◆ What to do ◆
When the word "무진군의" shows up in a line of the data below, copy that whole line.

◆ Extracted records ◆
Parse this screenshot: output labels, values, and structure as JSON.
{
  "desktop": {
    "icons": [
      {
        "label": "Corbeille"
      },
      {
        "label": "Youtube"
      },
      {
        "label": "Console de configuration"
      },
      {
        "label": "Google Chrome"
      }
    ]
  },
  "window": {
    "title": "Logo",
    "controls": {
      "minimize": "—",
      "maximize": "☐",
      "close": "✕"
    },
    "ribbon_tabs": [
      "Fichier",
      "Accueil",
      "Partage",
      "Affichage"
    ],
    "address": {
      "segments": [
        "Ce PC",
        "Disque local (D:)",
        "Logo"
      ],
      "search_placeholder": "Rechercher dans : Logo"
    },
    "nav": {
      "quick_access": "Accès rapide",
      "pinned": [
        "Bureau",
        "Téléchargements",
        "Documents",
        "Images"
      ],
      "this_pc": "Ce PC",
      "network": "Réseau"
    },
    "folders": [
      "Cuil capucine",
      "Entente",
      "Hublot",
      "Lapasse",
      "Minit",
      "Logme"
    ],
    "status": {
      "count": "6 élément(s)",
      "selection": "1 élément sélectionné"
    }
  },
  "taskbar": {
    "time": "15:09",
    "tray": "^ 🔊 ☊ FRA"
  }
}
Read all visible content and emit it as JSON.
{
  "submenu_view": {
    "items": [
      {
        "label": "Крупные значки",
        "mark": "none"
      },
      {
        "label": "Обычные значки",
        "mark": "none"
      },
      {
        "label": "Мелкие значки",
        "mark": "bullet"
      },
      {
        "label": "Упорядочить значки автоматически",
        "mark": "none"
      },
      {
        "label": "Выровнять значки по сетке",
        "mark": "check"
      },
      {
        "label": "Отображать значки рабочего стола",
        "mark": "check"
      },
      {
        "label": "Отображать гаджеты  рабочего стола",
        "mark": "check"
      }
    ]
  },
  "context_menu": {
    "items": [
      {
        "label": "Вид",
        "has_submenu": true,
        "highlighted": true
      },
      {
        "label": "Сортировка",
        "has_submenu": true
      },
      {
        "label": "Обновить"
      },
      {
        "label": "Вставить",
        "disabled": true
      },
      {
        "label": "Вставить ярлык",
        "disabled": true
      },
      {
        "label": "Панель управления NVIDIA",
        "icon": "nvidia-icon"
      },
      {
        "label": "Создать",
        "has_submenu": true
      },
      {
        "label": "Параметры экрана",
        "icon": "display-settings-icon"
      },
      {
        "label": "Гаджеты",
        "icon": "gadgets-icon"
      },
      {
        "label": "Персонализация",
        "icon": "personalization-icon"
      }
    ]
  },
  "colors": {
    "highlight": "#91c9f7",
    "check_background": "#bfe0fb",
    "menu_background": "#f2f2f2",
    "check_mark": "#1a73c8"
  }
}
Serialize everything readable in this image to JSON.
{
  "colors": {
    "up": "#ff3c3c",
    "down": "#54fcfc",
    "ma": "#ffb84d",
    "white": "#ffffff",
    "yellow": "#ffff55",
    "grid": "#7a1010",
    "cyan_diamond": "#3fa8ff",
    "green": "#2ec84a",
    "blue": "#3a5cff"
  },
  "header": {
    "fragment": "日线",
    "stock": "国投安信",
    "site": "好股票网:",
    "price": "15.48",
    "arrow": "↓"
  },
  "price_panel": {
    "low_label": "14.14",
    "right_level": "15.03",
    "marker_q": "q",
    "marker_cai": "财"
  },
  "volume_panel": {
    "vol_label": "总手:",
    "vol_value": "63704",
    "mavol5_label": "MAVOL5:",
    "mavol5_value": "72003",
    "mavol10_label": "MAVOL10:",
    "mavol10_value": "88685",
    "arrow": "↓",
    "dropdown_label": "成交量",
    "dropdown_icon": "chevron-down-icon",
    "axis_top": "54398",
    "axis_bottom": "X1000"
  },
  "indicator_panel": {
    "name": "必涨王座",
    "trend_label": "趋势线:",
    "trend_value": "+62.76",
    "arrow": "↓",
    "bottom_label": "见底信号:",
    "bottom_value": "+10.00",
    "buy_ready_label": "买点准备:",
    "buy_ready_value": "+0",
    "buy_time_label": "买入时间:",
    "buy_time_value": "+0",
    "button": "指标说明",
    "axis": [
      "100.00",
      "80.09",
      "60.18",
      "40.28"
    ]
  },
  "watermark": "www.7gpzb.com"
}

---

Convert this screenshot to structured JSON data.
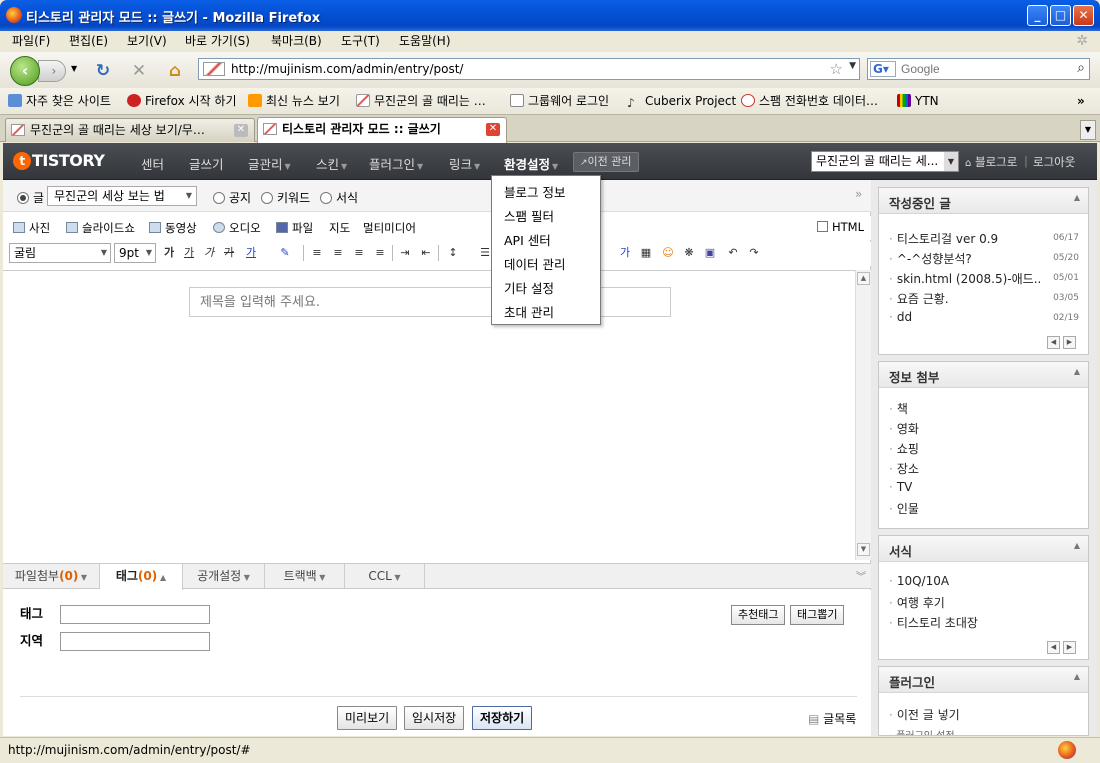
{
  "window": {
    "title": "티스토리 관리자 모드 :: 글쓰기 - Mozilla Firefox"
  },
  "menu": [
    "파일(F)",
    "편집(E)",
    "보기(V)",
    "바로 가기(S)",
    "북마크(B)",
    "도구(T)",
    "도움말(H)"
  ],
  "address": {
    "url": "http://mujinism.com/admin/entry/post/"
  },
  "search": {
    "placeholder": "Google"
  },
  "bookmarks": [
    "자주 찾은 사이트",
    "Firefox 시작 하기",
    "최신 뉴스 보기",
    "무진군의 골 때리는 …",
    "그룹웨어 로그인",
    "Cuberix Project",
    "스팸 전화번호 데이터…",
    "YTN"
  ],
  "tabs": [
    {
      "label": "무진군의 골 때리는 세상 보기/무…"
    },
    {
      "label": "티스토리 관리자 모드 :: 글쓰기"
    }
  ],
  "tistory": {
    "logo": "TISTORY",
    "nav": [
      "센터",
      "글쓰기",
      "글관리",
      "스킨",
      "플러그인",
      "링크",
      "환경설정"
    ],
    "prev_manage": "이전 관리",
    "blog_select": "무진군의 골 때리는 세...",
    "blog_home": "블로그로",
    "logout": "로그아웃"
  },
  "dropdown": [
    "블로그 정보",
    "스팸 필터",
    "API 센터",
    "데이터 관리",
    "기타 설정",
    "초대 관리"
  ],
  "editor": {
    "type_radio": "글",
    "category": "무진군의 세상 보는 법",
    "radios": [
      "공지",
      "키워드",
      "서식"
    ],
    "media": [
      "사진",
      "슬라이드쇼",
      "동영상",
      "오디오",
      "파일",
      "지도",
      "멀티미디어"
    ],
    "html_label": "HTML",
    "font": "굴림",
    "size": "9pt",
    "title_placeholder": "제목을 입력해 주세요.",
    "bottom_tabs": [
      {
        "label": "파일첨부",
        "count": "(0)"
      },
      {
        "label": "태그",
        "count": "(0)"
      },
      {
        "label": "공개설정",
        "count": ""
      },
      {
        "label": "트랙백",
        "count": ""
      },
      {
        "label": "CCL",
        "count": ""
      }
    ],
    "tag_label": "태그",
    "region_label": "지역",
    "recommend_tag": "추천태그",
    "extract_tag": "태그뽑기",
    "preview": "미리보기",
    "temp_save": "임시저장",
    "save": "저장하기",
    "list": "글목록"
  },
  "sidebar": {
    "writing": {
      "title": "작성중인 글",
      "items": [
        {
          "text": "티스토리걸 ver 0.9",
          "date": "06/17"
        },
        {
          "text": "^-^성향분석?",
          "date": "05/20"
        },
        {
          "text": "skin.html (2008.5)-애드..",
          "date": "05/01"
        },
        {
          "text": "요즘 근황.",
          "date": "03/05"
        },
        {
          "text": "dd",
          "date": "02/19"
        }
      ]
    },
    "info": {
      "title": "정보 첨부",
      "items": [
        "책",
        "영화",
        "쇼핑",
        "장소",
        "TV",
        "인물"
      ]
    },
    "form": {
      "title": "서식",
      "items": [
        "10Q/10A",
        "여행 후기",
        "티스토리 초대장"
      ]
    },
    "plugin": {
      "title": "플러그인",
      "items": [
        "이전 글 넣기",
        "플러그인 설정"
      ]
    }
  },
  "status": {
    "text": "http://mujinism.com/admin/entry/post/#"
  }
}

◆ Finished exercise ◆
    "무진군의 골 때리는 …",
      "label": "무진군의 골 때리는 세상 보기/무…"
    "blog_select": "무진군의 골 때리는 세...",
    "category": "무진군의 세상 보는 법",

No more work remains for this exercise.